--- INFORMATION SUPPLIED ---
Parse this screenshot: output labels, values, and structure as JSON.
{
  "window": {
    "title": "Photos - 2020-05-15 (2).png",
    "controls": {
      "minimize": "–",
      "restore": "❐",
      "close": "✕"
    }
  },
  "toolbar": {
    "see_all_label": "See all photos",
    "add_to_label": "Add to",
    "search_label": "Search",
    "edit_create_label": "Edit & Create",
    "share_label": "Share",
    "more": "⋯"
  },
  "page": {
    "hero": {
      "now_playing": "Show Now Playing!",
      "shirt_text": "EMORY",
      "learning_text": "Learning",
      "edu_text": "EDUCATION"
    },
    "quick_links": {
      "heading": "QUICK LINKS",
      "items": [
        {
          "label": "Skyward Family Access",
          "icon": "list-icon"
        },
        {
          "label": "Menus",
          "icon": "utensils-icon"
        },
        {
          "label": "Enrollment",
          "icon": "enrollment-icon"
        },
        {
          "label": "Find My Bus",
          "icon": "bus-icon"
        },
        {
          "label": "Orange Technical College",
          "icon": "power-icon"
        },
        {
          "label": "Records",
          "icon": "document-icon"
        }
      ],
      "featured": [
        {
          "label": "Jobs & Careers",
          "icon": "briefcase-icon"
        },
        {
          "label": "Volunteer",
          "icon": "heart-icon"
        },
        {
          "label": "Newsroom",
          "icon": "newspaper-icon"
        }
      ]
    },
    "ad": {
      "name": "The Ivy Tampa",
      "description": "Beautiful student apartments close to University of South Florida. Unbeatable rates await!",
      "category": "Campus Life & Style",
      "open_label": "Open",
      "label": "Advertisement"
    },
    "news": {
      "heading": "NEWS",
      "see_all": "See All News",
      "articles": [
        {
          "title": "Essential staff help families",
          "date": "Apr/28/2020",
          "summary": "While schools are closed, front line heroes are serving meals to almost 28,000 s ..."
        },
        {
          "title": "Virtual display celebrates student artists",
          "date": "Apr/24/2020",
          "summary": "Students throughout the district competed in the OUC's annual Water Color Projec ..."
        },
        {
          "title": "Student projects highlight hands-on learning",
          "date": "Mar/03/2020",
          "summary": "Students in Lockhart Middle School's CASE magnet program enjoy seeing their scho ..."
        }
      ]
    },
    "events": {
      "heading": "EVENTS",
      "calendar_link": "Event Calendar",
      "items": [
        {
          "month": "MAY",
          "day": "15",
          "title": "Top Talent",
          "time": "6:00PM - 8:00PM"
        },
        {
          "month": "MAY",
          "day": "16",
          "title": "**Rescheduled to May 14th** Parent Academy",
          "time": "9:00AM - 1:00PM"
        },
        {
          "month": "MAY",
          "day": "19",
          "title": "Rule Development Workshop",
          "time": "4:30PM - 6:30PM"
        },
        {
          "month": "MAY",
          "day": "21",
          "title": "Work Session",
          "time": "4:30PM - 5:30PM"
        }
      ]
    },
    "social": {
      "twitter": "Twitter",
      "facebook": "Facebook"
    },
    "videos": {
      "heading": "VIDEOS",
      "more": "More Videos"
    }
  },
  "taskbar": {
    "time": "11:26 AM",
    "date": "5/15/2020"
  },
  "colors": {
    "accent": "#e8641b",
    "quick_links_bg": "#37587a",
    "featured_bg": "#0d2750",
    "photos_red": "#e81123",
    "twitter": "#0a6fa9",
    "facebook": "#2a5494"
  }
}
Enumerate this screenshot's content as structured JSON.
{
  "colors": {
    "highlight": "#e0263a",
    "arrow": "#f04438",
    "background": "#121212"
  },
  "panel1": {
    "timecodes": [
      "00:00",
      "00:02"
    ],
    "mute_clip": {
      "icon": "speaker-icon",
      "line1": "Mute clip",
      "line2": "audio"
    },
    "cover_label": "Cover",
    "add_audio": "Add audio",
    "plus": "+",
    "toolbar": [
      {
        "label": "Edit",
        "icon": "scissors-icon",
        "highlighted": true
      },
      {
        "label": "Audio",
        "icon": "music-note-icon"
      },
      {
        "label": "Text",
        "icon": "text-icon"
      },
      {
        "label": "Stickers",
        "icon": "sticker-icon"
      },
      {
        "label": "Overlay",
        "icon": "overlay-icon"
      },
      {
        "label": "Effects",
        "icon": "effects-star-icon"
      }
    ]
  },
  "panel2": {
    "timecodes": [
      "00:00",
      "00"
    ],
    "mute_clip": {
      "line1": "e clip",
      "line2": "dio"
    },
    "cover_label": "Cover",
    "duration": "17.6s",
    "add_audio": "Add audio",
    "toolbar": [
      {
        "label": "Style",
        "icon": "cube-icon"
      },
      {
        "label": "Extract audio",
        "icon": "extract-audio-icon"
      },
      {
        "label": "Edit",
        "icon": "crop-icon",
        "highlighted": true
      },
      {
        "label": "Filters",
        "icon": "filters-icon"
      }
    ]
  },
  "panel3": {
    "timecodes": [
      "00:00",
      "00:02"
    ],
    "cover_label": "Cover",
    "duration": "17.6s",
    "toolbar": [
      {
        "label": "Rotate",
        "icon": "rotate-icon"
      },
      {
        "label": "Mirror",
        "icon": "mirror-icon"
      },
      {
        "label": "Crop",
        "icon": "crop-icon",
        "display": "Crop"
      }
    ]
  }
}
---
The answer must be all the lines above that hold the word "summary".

**FINAL ANSWER:**
          "summary": "While schools are closed, front line heroes are serving meals to almost 28,000 s ..."
          "summary": "Students throughout the district competed in the OUC's annual Water Color Projec ..."
          "summary": "Students in Lockhart Middle School's CASE magnet program enjoy seeing their scho ..."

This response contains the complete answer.